━━━ Study material
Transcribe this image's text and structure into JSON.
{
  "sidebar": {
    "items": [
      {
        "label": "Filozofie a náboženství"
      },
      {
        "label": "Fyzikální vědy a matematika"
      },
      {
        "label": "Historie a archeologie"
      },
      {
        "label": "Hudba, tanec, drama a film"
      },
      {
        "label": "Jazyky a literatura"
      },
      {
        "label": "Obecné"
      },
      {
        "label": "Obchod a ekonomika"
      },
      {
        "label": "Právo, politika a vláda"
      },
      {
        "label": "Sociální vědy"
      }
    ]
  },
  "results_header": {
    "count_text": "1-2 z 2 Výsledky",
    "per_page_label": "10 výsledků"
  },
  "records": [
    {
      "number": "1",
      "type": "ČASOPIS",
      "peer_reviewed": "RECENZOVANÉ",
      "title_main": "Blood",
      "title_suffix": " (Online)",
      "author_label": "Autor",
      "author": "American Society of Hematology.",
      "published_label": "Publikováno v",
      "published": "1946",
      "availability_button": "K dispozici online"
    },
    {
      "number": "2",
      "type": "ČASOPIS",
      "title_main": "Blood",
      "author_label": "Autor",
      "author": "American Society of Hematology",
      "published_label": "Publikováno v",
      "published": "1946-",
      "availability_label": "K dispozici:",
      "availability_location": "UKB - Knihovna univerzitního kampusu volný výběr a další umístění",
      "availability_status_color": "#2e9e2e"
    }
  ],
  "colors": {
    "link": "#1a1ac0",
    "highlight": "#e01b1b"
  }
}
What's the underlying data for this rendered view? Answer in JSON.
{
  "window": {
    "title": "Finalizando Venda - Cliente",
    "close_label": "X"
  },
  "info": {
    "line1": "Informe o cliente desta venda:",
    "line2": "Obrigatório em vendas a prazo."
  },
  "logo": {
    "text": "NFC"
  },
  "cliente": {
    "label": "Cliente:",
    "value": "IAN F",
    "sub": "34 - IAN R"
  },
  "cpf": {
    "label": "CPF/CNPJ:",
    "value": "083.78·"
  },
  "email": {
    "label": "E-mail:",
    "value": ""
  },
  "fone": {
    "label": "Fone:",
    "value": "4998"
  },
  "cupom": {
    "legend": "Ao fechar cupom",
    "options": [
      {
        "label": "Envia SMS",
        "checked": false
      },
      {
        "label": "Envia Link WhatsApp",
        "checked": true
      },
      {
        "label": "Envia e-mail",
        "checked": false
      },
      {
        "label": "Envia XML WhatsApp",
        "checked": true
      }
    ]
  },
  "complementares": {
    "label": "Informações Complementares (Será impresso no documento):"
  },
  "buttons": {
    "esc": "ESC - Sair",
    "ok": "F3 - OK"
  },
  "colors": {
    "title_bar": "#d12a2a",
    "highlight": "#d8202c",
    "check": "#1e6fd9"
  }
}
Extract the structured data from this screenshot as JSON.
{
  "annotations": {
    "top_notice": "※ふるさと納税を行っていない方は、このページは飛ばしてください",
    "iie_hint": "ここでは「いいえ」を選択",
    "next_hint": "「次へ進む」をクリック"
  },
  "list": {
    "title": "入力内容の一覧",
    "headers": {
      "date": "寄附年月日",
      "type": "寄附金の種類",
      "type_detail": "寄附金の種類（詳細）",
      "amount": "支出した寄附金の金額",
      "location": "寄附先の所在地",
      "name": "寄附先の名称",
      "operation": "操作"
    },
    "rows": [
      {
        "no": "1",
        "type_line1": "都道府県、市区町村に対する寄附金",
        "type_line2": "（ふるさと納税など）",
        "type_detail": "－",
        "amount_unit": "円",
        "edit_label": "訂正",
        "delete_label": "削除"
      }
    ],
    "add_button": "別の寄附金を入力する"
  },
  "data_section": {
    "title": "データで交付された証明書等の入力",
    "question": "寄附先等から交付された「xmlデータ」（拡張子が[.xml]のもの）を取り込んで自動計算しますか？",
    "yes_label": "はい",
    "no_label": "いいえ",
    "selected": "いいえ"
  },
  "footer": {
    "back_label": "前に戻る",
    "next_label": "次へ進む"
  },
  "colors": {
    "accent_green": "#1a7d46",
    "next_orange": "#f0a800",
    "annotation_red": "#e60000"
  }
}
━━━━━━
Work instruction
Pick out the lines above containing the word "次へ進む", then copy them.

Response to the exercise
    "next_hint": "「次へ進む」をクリック"
    "next_label": "次へ進む"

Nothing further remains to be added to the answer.